That said, Bowness, 58, knows he won't always be able to relate: "I always tell the players, 'You want me out of that locker room, put on that (bad) music you listen to. If it's not Led Zeppelin, I'm not coming in.' "
Bowness joined Tampa Bay in the offseason after seven years with the Canucks, who fired him and coach Alain Vigneault in a general housecleaning after last season.
With 24 years of NHL coaching experience — including head coaching stints with the Jets, Bruins, Islanders, Senators and Coyotes — Bowness will provide Lightning coach Jon Cooper, in his first full NHL season, with a well of knowledge from which to draw.
And though Bowness — who also played seven years in the league as a center with the old Atlanta Flames, Blues, Red Wings and Jets — wants to again be a bench boss, he knows his place.
"I'm going to let him run things," Bowness said of Cooper, "and help along the way."
What shaped your coaching philosophy?
The fundamentals of the game really haven't changed.
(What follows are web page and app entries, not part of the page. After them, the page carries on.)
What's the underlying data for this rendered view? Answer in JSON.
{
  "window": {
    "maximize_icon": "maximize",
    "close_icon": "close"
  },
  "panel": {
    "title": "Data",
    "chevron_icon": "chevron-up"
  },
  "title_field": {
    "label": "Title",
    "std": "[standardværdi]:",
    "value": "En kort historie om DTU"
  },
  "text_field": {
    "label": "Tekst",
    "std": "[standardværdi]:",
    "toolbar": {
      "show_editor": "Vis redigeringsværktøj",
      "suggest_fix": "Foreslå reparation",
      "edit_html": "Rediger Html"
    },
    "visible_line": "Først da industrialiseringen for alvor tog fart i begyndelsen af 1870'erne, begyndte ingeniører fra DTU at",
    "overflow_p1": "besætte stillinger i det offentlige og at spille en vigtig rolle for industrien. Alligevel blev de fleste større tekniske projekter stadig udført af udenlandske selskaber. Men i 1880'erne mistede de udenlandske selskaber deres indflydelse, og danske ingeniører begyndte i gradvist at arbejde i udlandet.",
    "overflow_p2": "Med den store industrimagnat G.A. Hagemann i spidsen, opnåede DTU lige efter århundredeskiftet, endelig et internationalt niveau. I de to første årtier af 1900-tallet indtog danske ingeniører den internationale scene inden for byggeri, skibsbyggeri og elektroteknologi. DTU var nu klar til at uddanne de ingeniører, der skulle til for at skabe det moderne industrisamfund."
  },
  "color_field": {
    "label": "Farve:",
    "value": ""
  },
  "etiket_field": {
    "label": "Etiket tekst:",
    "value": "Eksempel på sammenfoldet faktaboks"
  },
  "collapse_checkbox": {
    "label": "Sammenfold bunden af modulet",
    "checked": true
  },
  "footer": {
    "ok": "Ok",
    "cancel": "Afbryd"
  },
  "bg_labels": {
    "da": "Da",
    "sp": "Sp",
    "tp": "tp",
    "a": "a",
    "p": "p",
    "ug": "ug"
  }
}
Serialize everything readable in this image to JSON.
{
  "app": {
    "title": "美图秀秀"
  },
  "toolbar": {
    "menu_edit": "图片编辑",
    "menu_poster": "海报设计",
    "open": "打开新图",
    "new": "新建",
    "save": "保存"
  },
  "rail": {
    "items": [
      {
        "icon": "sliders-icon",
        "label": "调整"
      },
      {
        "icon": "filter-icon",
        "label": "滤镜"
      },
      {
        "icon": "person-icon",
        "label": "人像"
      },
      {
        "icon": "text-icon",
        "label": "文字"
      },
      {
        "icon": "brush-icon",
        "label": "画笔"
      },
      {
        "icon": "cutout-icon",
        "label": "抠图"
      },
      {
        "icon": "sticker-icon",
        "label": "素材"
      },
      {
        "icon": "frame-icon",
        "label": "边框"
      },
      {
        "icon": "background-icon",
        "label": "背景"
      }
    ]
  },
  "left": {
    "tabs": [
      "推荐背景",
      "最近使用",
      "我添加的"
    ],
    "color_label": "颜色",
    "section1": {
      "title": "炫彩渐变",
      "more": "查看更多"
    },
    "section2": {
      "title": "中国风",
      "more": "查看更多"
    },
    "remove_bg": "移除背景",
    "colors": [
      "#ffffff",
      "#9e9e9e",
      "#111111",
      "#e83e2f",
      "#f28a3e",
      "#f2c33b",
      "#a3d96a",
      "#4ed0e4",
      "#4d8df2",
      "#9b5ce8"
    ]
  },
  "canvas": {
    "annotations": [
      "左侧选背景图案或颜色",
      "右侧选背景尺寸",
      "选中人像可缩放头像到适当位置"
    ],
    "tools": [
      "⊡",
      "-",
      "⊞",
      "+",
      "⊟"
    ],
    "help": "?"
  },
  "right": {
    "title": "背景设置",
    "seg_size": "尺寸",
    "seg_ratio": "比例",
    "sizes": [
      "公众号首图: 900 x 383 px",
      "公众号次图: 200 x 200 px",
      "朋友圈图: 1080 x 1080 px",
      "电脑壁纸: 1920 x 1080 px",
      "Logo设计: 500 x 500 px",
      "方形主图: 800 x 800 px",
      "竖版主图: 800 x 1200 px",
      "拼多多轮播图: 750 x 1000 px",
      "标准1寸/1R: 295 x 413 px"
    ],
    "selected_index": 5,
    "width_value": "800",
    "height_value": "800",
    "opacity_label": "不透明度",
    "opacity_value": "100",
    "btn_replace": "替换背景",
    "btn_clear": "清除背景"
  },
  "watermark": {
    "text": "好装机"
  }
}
You still have to be strong defensively. You still have to be strong with the fundamentals of the game. The coaching, the art of it, changes with the generations of players. The art of dealing with today's athlete is a different animal than it was 10 years ago, so I've adjusted to the change of generations … rather than the philosophy of the game.
In what ways?
They're raised differently than they were 20 years ago. You have to be more patient and understanding. You can still beat them over the head in a different way, but now you have to warn them.
How will your style play off Cooper's?
I'm going to have to tone it down a little, and I know that. Alain just kind of let me go. He'd let me snap at (players) on the bench or between periods. I get into every game, sometimes too much at my age. But I will try to tone it down a bit working with Jon because I have to see how he runs his bench. I've got to feed off Jon. That will take a little time.
What's your take on him?
There's no huge ego there. It's a democracy, and that's good.
Why is that important?
You have to have that personal chemistry. You have to be able to sit down here and look him in the eye and know it's going to work. … I want to enjoy every day coming to the rink, so there's got to be good chemistry between the whole staff.
But there will be differences of opinion, right?
Not necessarily on philosophy, but differences of opinion on certain things, and there should be. Listen, Alain and I, we'd go at it. But at the end of the discussion, this is what we're doing, and it's one voice. You have your arguments … and then it's one voice, and that's Jon's voice.
Do you want to be a head coach again?
Absolutely. That's never gone away. What I don't want to do is what I've done three times in my career and mop up. "Okay, they're going to fire the coach, you come in and you mop up," and the season is over, and it just kills you. So, if I had a chance to be a head coach again with a team that had a chance to win the Stanley Cup, absolutely. We all want to do that. But for now, this is my role. I'm going to do the best job I can in the job that I have.